Google Street View and Google Cultural Institute have teamed up to showcase U.S. national parks and historic sites on one easy-to-navigate web page. Users can overlook the Merced River in Yosemite National Park in California, view volcanic cinder cones at Idaho's Craters of the Moon National Monument and take a virtual hike in the Everglades in Florida, among other virtual adventures.
The featured parks include at least one from every state, and aren't limited to surface streets. Views of Cedar Sink at Mammoth Cave National Park in Kentucky take Street View underground. And at Glen Canyon National Recreation Area in Utah, Street View becomes "Boat View," featuring panoramas of Lake Powell and the Colorado River. [All Yours: 10 Least Visited National Parks]
Not feeling outdoorsy? Check out the Andrew Johnson National Historic Site in Greenville, Tennessee, home of the 17th U.S. president. You can even read the informational signs outside the visitor center. Or, take a stroll around the Statue of Liberty in New York City, and get an idea of what it's like to peer up at this landmark's iconic green visage.
Meanwhile, the Cultural Institute spotlights a collection of objects collected from national parks and historic sites, such as a portrait of naturalist John Muir by his sister, Mary Muir Hand; the desk upon which Theodore Roosevelt is thought to have written his first presidential proclamation; and a breathtaking Sioux or Cheyenne shirt embroidered with porcupine quills, deer bone and eagle feathers.
Other objects in the gallery include a rusty whiskey still from Congaree National Park in South Carolina, a copper ingot from Keweenaw National Historical Park in Michigan, and a fragment of a letter from Ulysses S. Grant to his wife beginning, "Dearest Julia, I have just –".
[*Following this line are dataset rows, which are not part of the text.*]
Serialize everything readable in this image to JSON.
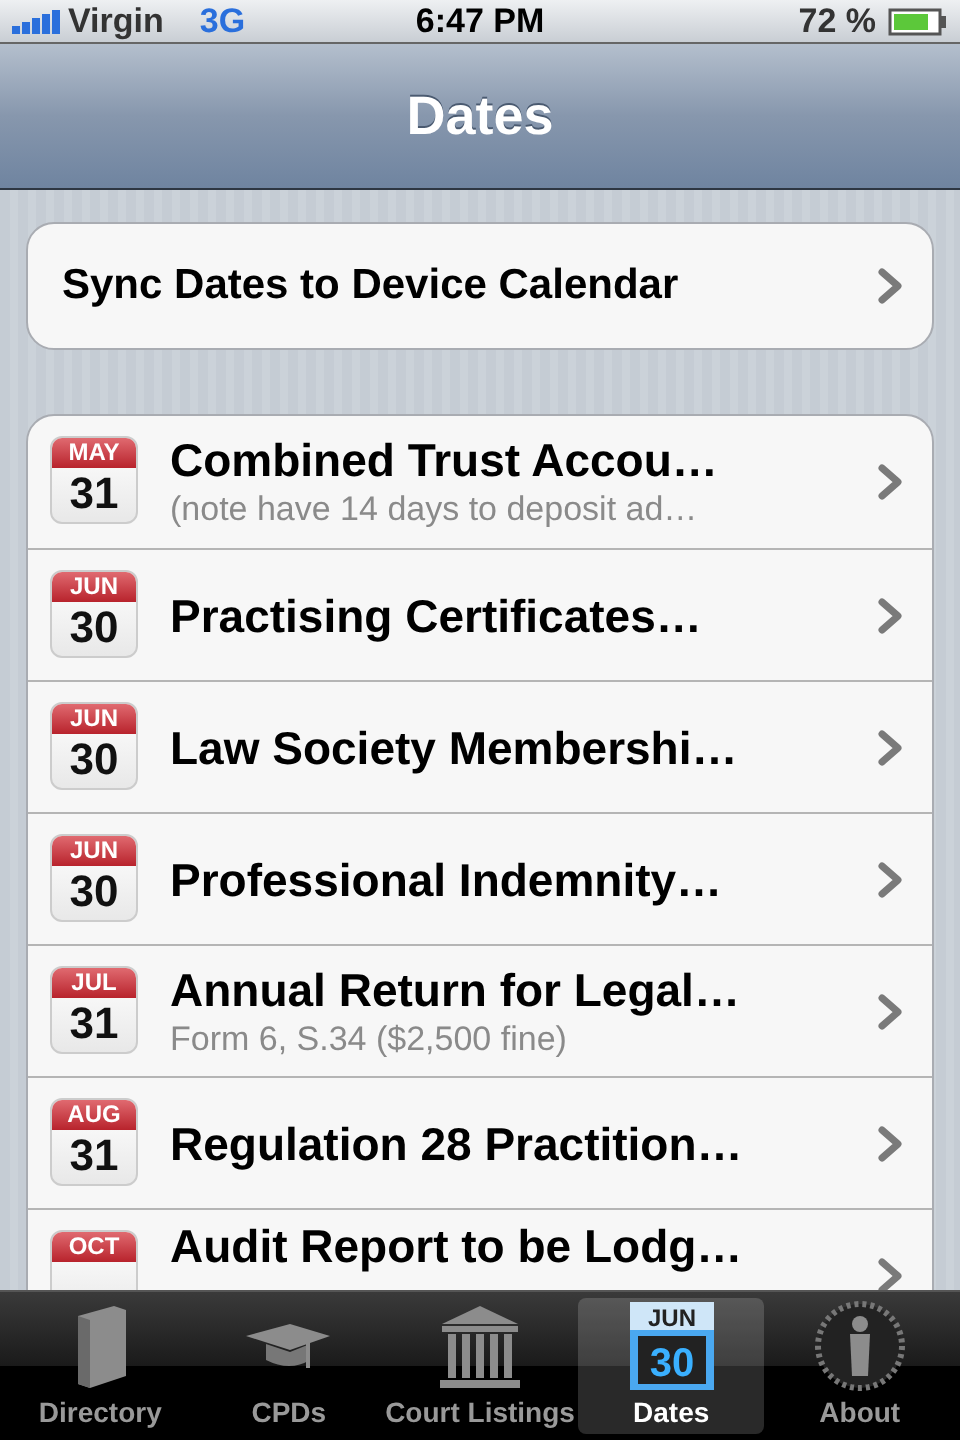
{
  "status_bar": {
    "carrier": "Virgin",
    "network": "3G",
    "time": "6:47 PM",
    "battery": "72 %"
  },
  "nav_bar": {
    "title": "Dates"
  },
  "sync_row": {
    "label": "Sync Dates to Device Calendar"
  },
  "dates": [
    {
      "month": "MAY",
      "day": "31",
      "title": "Combined Trust Accou…",
      "subtitle": "(note have 14 days to deposit ad…"
    },
    {
      "month": "JUN",
      "day": "30",
      "title": "Practising Certificates…"
    },
    {
      "month": "JUN",
      "day": "30",
      "title": "Law Society Membershi…"
    },
    {
      "month": "JUN",
      "day": "30",
      "title": "Professional Indemnity…"
    },
    {
      "month": "JUL",
      "day": "31",
      "title": "Annual Return for Legal…",
      "subtitle": "Form 6, S.34 ($2,500 fine)"
    },
    {
      "month": "AUG",
      "day": "31",
      "title": "Regulation 28 Practition…"
    },
    {
      "month": "OCT",
      "title": "Audit Report to be Lodg…"
    }
  ],
  "tab_bar": [
    {
      "label": "Directory",
      "kind": "book",
      "selected": false
    },
    {
      "label": "CPDs",
      "kind": "cap",
      "selected": false
    },
    {
      "label": "Court Listings",
      "kind": "building",
      "selected": false
    },
    {
      "label": "Dates",
      "kind": "calendar",
      "icon_month": "JUN",
      "icon_day": "30",
      "selected": true
    },
    {
      "label": "About",
      "kind": "seal",
      "selected": false
    }
  ]
}
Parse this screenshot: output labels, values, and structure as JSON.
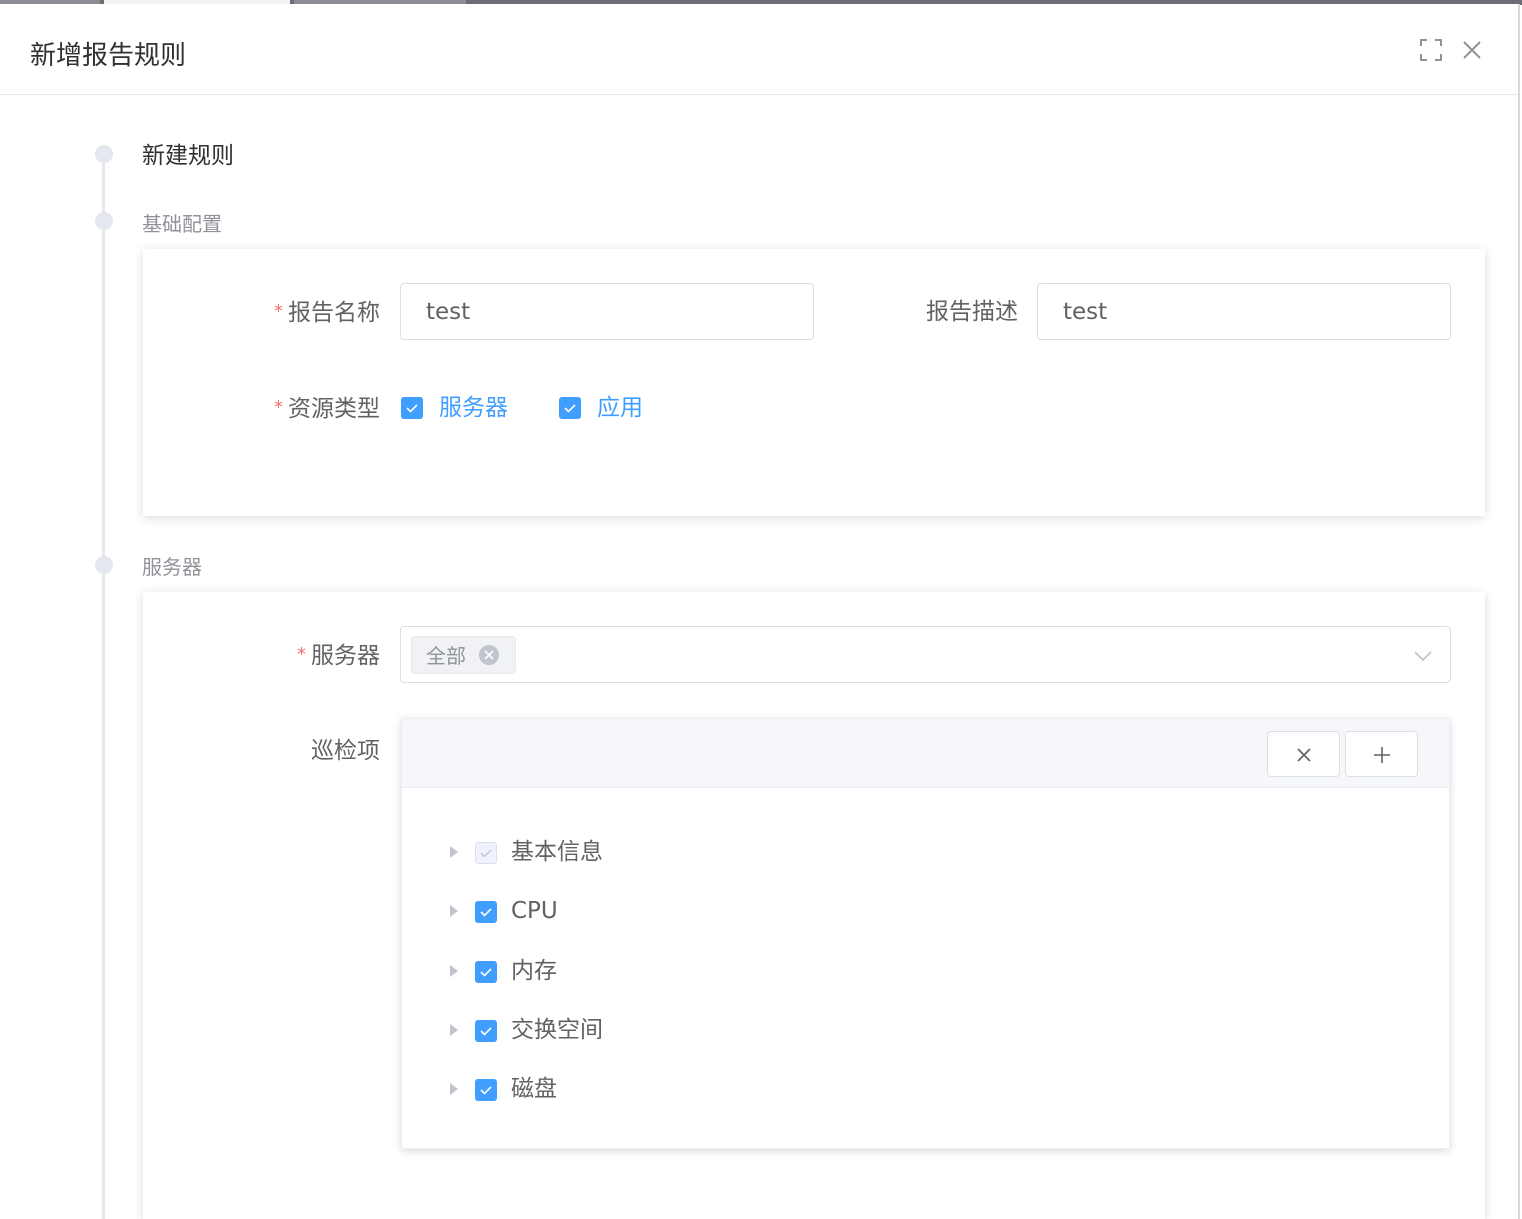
{
  "dialog": {
    "title": "新增报告规则",
    "fullscreen_icon": "fullscreen-icon",
    "close_icon": "close-icon"
  },
  "timeline": {
    "step1": "新建规则",
    "step2": "基础配置",
    "step3": "服务器"
  },
  "basic": {
    "name_label": "报告名称",
    "name_value": "test",
    "desc_label": "报告描述",
    "desc_value": "test",
    "type_label": "资源类型",
    "types": [
      {
        "label": "服务器",
        "checked": true
      },
      {
        "label": "应用",
        "checked": true
      }
    ]
  },
  "server": {
    "server_label": "服务器",
    "selected_tag": "全部",
    "inspect_label": "巡检项",
    "toolbar": {
      "collapse_icon": "close-icon",
      "expand_icon": "plus-icon"
    },
    "tree": [
      {
        "label": "基本信息",
        "checked": true,
        "disabled": true
      },
      {
        "label": "CPU",
        "checked": true,
        "disabled": false
      },
      {
        "label": "内存",
        "checked": true,
        "disabled": false
      },
      {
        "label": "交换空间",
        "checked": true,
        "disabled": false
      },
      {
        "label": "磁盘",
        "checked": true,
        "disabled": false
      }
    ]
  },
  "colors": {
    "primary": "#409eff",
    "required": "#f56c6c",
    "text": "#606266",
    "muted": "#909399"
  }
}
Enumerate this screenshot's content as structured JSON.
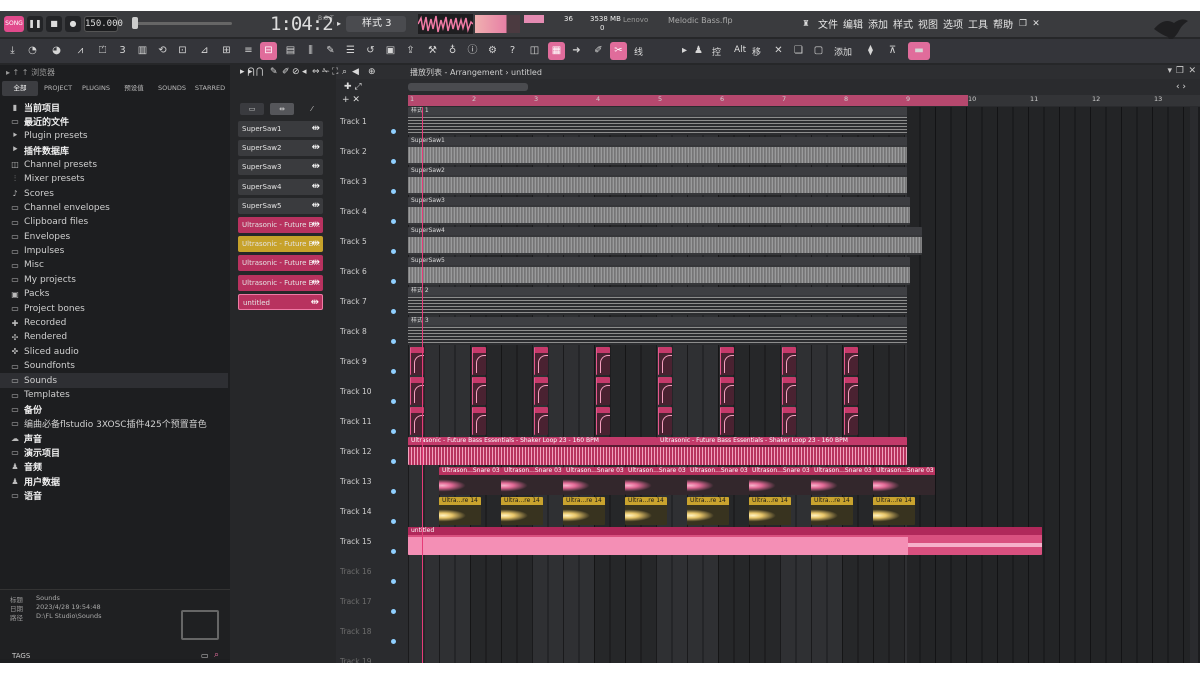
{
  "app": {
    "tempo": "150.000",
    "timecode": "1:04:20",
    "timecode_unit": "B:S:T",
    "pattern": "样式 3",
    "cpu_value": "36",
    "memory": "3538 MB",
    "polyphony": "0",
    "audio_device": "Lenovo",
    "project_title": "Melodic Bass.flp",
    "menu": [
      "文件",
      "编辑",
      "添加",
      "样式",
      "视图",
      "选项",
      "工具",
      "帮助"
    ],
    "add_label": "添加",
    "search_hint": "线",
    "ctrl_hint_1": "控",
    "ctrl_hint_2": "Alt",
    "ctrl_hint_3": "移"
  },
  "colors": {
    "accent": "#e06c9b",
    "clip_pink": "#b8325f",
    "clip_yellow": "#c9a32e",
    "background": "#262729"
  },
  "browser": {
    "title": "浏览器",
    "tabs": [
      "全部",
      "PROJECT",
      "PLUGINS",
      "预设值",
      "SOUNDS",
      "STARRED"
    ],
    "items": [
      {
        "label": "当前项目",
        "icon": "doc-icon",
        "bold": true
      },
      {
        "label": "最近的文件",
        "icon": "folder-icon",
        "bold": true
      },
      {
        "label": "Plugin presets",
        "icon": "plug-icon",
        "bold": false
      },
      {
        "label": "插件数据库",
        "icon": "plug-icon",
        "bold": true
      },
      {
        "label": "Channel presets",
        "icon": "channel-icon",
        "bold": false
      },
      {
        "label": "Mixer presets",
        "icon": "mixer-icon",
        "bold": false
      },
      {
        "label": "Scores",
        "icon": "note-icon",
        "bold": false
      },
      {
        "label": "Channel envelopes",
        "icon": "folder-icon",
        "bold": false
      },
      {
        "label": "Clipboard files",
        "icon": "folder-icon",
        "bold": false
      },
      {
        "label": "Envelopes",
        "icon": "folder-icon",
        "bold": false
      },
      {
        "label": "Impulses",
        "icon": "folder-icon",
        "bold": false
      },
      {
        "label": "Misc",
        "icon": "folder-icon",
        "bold": false
      },
      {
        "label": "My projects",
        "icon": "folder-icon",
        "bold": false
      },
      {
        "label": "Packs",
        "icon": "pack-icon",
        "bold": false
      },
      {
        "label": "Project bones",
        "icon": "folder-icon",
        "bold": false
      },
      {
        "label": "Recorded",
        "icon": "record-icon",
        "bold": false
      },
      {
        "label": "Rendered",
        "icon": "render-icon",
        "bold": false
      },
      {
        "label": "Sliced audio",
        "icon": "slice-icon",
        "bold": false
      },
      {
        "label": "Soundfonts",
        "icon": "folder-icon",
        "bold": false
      },
      {
        "label": "Sounds",
        "icon": "folder-icon",
        "bold": false,
        "selected": true
      },
      {
        "label": "Templates",
        "icon": "folder-icon",
        "bold": false
      },
      {
        "label": "备份",
        "icon": "folder-icon",
        "bold": true
      },
      {
        "label": "编曲必备flstudio 3XOSC插件425个预置音色",
        "icon": "folder-icon",
        "bold": false
      },
      {
        "label": "声音",
        "icon": "cloud-icon",
        "bold": true
      },
      {
        "label": "演示项目",
        "icon": "folder-icon",
        "bold": true
      },
      {
        "label": "音频",
        "icon": "user-icon",
        "bold": true
      },
      {
        "label": "用户数据",
        "icon": "user-icon",
        "bold": true
      },
      {
        "label": "语音",
        "icon": "folder-icon",
        "bold": true
      }
    ],
    "info": {
      "name_label": "标题",
      "name_value": "Sounds",
      "date_label": "日期",
      "date_value": "2023/4/28 19:54:48",
      "path_label": "路径",
      "path_value": "D:\\FL Studio\\Sounds"
    },
    "tags_label": "TAGS"
  },
  "channels": [
    {
      "label": "SuperSaw1",
      "style": "gray"
    },
    {
      "label": "SuperSaw2",
      "style": "gray"
    },
    {
      "label": "SuperSaw3",
      "style": "gray"
    },
    {
      "label": "SuperSaw4",
      "style": "gray"
    },
    {
      "label": "SuperSaw5",
      "style": "gray"
    },
    {
      "label": "Ultrasonic - Future B...",
      "style": "pink"
    },
    {
      "label": "Ultrasonic - Future B...",
      "style": "yellow"
    },
    {
      "label": "Ultrasonic - Future B...",
      "style": "pink"
    },
    {
      "label": "Ultrasonic - Future B...",
      "style": "pink"
    },
    {
      "label": "untitled",
      "style": "pink-sel"
    }
  ],
  "playlist": {
    "title": "播放列表 - Arrangement › untitled",
    "bars": [
      "1",
      "2",
      "3",
      "4",
      "5",
      "6",
      "7",
      "8",
      "9",
      "10",
      "11",
      "12",
      "13"
    ],
    "tracks": [
      "Track 1",
      "Track 2",
      "Track 3",
      "Track 4",
      "Track 5",
      "Track 6",
      "Track 7",
      "Track 8",
      "Track 9",
      "Track 10",
      "Track 11",
      "Track 12",
      "Track 13",
      "Track 14",
      "Track 15",
      "Track 16",
      "Track 17",
      "Track 18",
      "Track 19"
    ],
    "clips": {
      "t1": "样式 1",
      "t2": "SuperSaw1",
      "t3": "SuperSaw2",
      "t4": "SuperSaw3",
      "t5": "SuperSaw4",
      "t6": "SuperSaw5",
      "t7": "样式 2",
      "t8": "样式 3",
      "t12": "Ultrasonic - Future Bass Essentials - Shaker Loop 23 - 160 BPM",
      "t13": "Ultrason...Snare 03",
      "t14": "Ultra...re 14",
      "t15": "untitled"
    }
  }
}
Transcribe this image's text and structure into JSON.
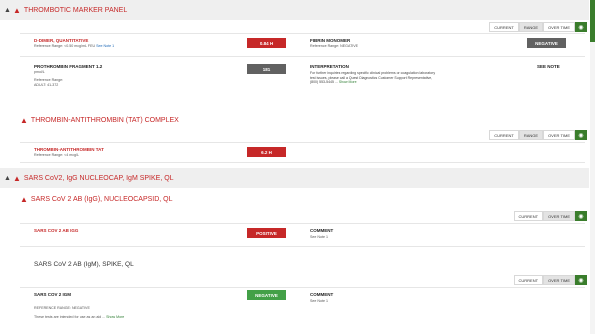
{
  "panel1": {
    "title": "THROMBOTIC MARKER PANEL",
    "toggle": {
      "current": "CURRENT",
      "range": "RANGE",
      "over_time": "OVER TIME"
    },
    "tests": [
      {
        "name": "D-DIMER, QUANTITATIVE",
        "ref": "Reference Range: <0.50 mcg/mL FEU",
        "ref_link": "See Note 1",
        "value": "0.84 H"
      },
      {
        "name": "PROTHROMBIN FRAGMENT 1.2",
        "unit": "pmol/L",
        "ref_label": "Reference Range:",
        "ref_value": "ADULT: 41-372",
        "value": "181"
      }
    ],
    "fibrin": {
      "name": "FIBRIN MONOMER",
      "ref": "Reference Range: NEGATIVE",
      "value": "NEGATIVE"
    },
    "interpretation": {
      "label": "INTERPRETATION",
      "text": "For further inquiries regarding specific clinical problems or coagulation laboratory test issues, please call a Quest Diagnostics Customer Support Representative, (800) 553-5445 ...",
      "more": "Show More",
      "value": "SEE NOTE"
    }
  },
  "panel2": {
    "title": "THROMBIN-ANTITHROMBIN (TAT) COMPLEX",
    "toggle": {
      "current": "CURRENT",
      "range": "RANGE",
      "over_time": "OVER TIME"
    },
    "test": {
      "name": "THROMBIN-ANTITHROMBIN TAT",
      "ref": "Reference Range: <4 mcg/L",
      "value": "6.2 H"
    }
  },
  "panel3": {
    "title": "SARS CoV2, IgG NUCLEOCAP, IgM SPIKE, QL",
    "sub1": {
      "title": "SARS CoV 2 AB (IgG), NUCLEOCAPSID, QL",
      "toggle": {
        "current": "CURRENT",
        "over_time": "OVER TIME"
      },
      "test": {
        "name": "SARS CoV 2 AB IGG",
        "value": "POSITIVE"
      },
      "comment": {
        "label": "COMMENT",
        "link": "See Note 1"
      }
    },
    "sub2": {
      "title": "SARS CoV 2 AB (IgM), SPIKE, QL",
      "toggle": {
        "current": "CURRENT",
        "over_time": "OVER TIME"
      },
      "test": {
        "name": "SARS CoV 2 IGM",
        "value": "NEGATIVE",
        "ref": "REFERENCE RANGE: NEGATIVE",
        "note": "These tests are intended for use as an aid ...",
        "more": "Show More"
      },
      "comment": {
        "label": "COMMENT",
        "link": "See Note 1"
      }
    }
  },
  "colors": {
    "red": "#c62828",
    "green": "#43a047",
    "gray": "#616161",
    "eye": "#3a7d2c"
  },
  "icons": {
    "collapse": "chevron-up-icon",
    "warning": "warning-triangle-icon",
    "view": "eye-icon"
  }
}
National Park Week is an annual celebration of the National Park System. Between April 16 and April 24, all national parks offer free admission, and individual parks host specialized programs. This year, the Park Service is embracing technology with Instameets, prearranged gatherings where smartphones and social media postings are encouraged.